The first of its kind in Bangalore, the cafe-cum-store was started recently by Mohammed and his business partner Sundaram R, in collaboration with international bicycle brand TI Cycles. (Photo: Vinod Kumar T)
It started off with the idea of opening a coffee shop and then our passion for cycling came in, so we thought, let’s have a nice little marriage of both,” says entrepreneur Zameer Mohammed.
Take a look around the spacious cafe he is comfortably settled in and you’ll see that it is exactly so, a union of sorts between coffee and cycles. So, it is no surprise that the cafe is aptly named Track and Trail: Coffee and Cycles.
The first of its kind in Bangalore, the cafe-cum-store was started recently by Mohammed and his business partner Sundaram R, in collaboration with international bicycle brand TI Cycles.
While Mohammed runs his own architecture and design firm, Sundaram owns coffee estates in Coorg which is where the eatery gets its brew from. So this isn’t their day job, “It happens to be more of a passion than anything else,” he tells us.
The cafe plays host to several cycling enthusiasts across the city, for it has everything from a servicing section, biking magazines of international repute, high-end cycles from brands like TI, Cannondale and Bianchi for sale — all of course, in addition to a small menu highlighting quick nibbles.
“The idea of setting up a cafe like this was just to bring in the entire cycling culture, and create a space not just for the cycling community, but others as well. We have about six different brands of high-end cycles. The coffee shop aspect is just for people to hang out. They can come in, bring in their bikes for servicing, and have a cup of coffee while waiting,” Mohammad explains, adding, “Basically, this space pertains to everything cycle-related.”
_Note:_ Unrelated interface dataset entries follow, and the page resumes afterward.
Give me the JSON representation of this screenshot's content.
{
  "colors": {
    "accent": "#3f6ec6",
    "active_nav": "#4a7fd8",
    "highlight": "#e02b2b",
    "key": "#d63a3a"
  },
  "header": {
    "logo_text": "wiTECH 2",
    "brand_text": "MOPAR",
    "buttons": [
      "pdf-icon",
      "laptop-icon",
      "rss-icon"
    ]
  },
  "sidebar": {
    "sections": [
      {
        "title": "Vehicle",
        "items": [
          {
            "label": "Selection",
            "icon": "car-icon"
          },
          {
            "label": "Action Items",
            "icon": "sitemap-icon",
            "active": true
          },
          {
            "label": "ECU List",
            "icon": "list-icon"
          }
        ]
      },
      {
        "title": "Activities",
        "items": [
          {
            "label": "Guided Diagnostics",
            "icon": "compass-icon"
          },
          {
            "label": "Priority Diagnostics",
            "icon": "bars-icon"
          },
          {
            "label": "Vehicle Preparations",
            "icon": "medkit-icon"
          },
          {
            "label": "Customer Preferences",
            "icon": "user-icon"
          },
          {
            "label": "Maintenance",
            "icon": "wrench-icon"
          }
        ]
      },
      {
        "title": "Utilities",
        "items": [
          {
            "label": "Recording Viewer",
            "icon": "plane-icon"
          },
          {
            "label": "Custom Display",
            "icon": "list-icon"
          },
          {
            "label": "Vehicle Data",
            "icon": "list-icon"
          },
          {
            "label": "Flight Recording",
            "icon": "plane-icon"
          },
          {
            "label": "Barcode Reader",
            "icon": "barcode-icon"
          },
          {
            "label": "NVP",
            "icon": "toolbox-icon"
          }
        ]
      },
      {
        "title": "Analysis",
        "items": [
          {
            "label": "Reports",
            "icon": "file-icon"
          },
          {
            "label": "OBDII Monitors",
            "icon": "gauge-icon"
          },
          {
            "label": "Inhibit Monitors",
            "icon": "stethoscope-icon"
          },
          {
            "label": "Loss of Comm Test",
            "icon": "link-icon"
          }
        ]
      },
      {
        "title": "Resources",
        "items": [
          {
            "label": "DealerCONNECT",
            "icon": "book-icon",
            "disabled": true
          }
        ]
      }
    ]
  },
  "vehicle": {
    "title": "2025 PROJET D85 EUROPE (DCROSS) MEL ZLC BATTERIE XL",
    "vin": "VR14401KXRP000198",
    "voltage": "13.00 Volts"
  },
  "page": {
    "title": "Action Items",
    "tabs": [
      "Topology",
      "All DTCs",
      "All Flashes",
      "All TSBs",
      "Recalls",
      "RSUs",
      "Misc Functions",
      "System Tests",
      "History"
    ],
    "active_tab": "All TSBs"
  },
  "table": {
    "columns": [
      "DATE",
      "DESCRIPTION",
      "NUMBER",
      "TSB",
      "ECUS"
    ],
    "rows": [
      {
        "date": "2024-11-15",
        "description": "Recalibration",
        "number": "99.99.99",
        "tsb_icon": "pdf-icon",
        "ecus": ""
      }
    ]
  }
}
He couldn’t be more on the right track. Two blackboards compete for attention, one giving you the specials of the day, and the other giving you special offers on bikes. The servicing station is in a slightly cordoned off area, while the walls are replete with biking pictures and quotes (“Get a bicycle. You will not regret it if you live”—Mark Twain).
Magazines like Bike India line the racks, while books like Jeff Connor’s Wide-Eyed and Legless: Inside the Tour de France, lie on the tables.
That’s not all. The cafe also converts into a workshop space sometimes, when technicians come in and teach customers about bike maintenance, or a training area, when professional cyclists set up trainers (stationary bikes) on the premises.
“We’re glad we can use this space to drive so many events. Every alternate Sunday morning, we even have a short trail ride, open to anyone, even non-cyclists. If you don’t have a bike, you could just borrow one from the store. The idea is essentially to let the cycling community grow,” says Mohammed.
The response so far, he tells us, has been fantastic. So how does a venture like this work in Bangalore? “Well, there’s the most clichéd factor, which is the weather,” he says, laughing.
“But other than that, cycling is on the surge in Bangalore. It’s not just casual cycling, but more people are now using it as a mode of transport,” he adds.
Mohammed notes that factors like fuel hikes and traffic also matter. “When fuel prices went up, we noticed there was a sudden increase in customers, curious about cycles. I remember one customer who drove a BMW. He came in here and bought a Cannondale bike and he told me that he hit so many pockets of traffic on his way home that sometimes he just gets out and cycles back and the driver brings the car. You can have the best car, but you can’t beat the traffic,” he elaborates.